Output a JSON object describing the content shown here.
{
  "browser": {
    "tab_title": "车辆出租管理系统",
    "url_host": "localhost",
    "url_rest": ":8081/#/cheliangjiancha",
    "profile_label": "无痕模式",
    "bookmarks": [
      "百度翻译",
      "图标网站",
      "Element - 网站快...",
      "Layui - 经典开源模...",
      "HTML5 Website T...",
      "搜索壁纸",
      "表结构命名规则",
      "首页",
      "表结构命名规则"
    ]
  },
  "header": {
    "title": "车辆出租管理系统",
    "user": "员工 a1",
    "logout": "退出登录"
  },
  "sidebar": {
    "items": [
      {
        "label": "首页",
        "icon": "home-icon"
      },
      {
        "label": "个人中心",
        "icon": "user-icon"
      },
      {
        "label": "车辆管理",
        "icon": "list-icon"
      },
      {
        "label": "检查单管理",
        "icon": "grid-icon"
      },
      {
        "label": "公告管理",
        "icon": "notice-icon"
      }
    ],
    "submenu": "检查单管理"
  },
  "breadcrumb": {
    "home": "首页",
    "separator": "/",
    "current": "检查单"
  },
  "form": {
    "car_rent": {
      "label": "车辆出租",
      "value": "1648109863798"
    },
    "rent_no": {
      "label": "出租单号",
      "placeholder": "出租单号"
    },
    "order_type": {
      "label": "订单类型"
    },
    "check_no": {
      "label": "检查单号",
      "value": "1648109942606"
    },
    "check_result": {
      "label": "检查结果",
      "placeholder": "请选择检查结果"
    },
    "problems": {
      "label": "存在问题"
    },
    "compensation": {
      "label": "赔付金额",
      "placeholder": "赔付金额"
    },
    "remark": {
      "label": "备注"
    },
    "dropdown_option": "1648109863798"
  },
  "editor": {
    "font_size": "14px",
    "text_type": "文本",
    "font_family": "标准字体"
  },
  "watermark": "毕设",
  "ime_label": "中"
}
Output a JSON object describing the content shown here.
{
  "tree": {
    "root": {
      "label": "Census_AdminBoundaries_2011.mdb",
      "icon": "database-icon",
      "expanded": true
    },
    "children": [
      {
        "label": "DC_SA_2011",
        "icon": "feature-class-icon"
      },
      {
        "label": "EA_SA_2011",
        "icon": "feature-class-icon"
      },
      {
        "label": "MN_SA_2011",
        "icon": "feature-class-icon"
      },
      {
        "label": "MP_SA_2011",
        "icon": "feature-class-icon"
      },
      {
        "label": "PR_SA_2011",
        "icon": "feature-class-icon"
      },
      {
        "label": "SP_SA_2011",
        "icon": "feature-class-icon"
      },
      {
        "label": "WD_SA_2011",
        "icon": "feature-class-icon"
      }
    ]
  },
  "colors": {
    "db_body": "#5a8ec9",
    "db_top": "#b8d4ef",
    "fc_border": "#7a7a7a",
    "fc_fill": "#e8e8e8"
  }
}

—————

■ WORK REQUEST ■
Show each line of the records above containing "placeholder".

■ EXPECTED OUTPUT ■
      "placeholder": "出租单号"
      "placeholder": "请选择检查结果"
      "placeholder": "赔付金额"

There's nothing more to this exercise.